The Emperor of Japan is the ceremonial leader of the nation, defined by the 1947 postwar constitution as “the symbol of the state and of the unity of the people.” His name is Akihito, though he’s always referred to by his era name (Emperor Heisei for the current era, Emperor Showa for his father) in Japanese, and he’s 125th in an unbroken line going back to the founding of the original Yamato Kingdom. For centuries a powerless figurehead, the Emperor’s role was figuratively “restored” during the Meiji Restoration of 1868, which began as a movement to force Japan to close itself off to the outside world again — their slogan was sonno joi or “Revere the Emperor and Expel the Foreign Barbarians,” and we’ve totally got a T-shirt of that for you — though once the pro-Emperor reformers won power they realized foreigners had cool things like railroads and reconsidered their closure policy. Throughout Japan’s history there’s been a custom called 直訴 jikiso which involves a soldier, minister or other unauthorized person handing a petition to the Emperor directly, usually after getting his affairs in order as this often led to his imprisonment and execution. Last week Taro Yamamoto, a member of a new breed of actor-and-comedian-turned-politician, got in hot water when he presented a letter to the Emperor directly, asking him to intercede in the question of whether Japan would continue to use nuclear power or not. This was a huge breach of protocol, as asking the Emperor to get involved in politics is strictly forbidden.

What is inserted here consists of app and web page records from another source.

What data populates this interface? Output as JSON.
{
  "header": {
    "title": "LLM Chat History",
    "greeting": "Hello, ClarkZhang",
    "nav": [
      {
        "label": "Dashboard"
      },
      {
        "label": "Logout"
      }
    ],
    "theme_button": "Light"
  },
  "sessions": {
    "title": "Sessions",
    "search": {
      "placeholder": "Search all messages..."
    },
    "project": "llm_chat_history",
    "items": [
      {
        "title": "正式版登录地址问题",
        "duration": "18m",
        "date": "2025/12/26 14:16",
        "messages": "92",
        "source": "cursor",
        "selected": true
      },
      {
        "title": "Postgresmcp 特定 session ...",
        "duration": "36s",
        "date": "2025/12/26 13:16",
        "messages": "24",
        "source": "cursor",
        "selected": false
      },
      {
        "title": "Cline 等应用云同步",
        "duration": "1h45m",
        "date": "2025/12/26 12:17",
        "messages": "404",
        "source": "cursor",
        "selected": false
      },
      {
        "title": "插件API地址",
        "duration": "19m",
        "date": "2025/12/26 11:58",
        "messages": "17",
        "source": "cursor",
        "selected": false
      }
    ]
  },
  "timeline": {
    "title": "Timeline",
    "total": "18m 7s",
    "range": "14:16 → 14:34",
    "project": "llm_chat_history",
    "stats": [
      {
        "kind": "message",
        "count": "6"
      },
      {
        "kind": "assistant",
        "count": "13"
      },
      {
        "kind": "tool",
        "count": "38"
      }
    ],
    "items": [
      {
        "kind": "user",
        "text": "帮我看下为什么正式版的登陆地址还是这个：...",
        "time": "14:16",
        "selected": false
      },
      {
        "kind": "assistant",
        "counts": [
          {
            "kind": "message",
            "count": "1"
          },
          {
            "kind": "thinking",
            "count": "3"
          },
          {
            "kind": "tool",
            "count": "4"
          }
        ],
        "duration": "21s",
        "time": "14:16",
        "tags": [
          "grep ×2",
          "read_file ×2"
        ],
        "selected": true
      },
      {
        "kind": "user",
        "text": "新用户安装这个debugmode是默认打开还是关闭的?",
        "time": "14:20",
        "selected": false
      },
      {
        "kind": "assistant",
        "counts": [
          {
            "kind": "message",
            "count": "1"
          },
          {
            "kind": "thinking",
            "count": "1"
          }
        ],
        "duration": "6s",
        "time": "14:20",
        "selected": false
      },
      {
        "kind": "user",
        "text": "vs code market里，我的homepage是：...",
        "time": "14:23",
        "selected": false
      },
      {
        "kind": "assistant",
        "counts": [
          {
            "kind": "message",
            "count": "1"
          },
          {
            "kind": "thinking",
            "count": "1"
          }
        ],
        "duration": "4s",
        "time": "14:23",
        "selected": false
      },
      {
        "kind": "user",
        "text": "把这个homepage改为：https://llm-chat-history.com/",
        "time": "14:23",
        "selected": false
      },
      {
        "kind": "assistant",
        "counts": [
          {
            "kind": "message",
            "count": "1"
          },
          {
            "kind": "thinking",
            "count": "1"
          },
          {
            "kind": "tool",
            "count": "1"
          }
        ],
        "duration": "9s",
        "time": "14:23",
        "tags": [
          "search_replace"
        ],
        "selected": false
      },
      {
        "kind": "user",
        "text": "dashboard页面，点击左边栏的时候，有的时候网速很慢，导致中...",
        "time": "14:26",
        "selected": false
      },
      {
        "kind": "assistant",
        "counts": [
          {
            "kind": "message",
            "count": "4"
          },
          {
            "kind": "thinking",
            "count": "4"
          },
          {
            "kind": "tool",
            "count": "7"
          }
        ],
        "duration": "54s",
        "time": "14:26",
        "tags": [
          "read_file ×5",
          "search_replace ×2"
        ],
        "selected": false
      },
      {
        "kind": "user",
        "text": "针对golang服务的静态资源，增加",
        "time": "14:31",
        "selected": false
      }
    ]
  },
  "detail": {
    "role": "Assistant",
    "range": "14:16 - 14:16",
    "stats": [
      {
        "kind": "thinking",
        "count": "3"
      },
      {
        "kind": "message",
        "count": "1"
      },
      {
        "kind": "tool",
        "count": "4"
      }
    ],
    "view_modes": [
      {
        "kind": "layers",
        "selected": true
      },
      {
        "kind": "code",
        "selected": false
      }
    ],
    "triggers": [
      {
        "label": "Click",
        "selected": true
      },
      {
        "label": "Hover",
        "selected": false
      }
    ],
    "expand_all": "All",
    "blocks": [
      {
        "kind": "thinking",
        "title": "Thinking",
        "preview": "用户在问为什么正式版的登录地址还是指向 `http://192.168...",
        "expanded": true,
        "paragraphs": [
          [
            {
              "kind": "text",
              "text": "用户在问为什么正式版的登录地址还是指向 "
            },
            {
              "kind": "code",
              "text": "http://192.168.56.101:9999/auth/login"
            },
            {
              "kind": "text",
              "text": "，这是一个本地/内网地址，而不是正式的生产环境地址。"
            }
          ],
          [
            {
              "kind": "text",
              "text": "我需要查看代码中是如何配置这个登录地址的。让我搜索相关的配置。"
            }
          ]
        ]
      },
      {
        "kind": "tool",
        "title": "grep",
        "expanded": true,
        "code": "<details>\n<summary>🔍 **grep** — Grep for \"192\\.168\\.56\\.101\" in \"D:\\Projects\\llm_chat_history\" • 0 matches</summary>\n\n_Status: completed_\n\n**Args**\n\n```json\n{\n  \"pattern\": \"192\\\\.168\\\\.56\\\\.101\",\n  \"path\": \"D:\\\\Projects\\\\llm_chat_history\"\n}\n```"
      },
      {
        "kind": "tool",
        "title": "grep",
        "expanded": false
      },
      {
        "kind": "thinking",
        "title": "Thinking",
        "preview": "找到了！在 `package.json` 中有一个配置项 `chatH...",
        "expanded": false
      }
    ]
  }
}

Former comedian Yamamoto made a big faux pas when dealing with the Emperor.